BEGIN
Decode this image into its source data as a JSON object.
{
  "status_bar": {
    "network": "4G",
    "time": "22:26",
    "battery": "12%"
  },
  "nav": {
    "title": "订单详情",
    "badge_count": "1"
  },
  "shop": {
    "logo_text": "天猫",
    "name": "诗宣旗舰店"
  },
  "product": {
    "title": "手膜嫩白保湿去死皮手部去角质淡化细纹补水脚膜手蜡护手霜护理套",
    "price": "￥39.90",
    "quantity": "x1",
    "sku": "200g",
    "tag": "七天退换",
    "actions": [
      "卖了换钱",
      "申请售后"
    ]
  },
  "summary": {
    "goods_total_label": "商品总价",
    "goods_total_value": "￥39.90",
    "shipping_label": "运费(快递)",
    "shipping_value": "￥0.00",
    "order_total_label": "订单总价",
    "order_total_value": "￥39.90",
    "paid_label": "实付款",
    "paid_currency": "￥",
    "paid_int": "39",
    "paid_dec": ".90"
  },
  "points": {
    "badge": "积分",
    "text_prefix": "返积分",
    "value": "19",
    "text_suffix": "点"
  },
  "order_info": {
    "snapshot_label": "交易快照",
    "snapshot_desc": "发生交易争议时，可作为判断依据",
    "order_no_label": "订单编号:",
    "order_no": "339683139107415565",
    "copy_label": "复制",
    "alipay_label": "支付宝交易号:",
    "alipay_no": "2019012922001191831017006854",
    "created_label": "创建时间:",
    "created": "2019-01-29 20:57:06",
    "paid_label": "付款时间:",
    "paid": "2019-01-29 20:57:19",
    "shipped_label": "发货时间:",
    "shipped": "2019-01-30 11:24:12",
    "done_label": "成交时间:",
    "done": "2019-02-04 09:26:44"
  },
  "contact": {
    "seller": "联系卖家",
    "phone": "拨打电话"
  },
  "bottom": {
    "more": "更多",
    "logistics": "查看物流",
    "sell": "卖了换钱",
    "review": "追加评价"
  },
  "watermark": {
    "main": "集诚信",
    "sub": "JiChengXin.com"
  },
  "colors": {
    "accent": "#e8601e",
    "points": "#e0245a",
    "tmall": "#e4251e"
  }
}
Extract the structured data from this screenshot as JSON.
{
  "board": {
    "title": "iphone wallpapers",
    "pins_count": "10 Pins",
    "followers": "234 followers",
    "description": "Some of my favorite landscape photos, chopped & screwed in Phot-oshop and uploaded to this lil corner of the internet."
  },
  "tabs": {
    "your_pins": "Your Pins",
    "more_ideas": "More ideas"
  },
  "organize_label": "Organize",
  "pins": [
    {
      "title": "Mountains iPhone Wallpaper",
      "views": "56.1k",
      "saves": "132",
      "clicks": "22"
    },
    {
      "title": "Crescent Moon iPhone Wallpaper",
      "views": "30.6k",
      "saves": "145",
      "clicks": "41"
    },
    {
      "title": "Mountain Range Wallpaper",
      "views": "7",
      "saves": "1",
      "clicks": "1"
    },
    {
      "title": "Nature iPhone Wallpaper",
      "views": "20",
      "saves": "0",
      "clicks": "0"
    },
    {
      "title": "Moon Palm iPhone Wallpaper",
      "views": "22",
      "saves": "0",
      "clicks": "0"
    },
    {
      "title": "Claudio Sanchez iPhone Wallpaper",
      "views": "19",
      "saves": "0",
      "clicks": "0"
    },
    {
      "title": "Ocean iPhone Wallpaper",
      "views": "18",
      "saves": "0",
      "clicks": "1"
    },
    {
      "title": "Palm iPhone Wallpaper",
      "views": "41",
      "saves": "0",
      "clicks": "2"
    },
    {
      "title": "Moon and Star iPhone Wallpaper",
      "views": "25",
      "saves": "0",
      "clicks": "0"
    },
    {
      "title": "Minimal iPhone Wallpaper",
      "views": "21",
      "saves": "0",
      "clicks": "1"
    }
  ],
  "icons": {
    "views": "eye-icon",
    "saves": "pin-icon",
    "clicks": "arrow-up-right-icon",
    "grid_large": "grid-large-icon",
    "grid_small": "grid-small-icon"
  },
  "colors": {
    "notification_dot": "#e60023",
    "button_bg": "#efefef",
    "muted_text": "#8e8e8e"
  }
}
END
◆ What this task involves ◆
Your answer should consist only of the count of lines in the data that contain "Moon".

◆ Solution for this task ◆
3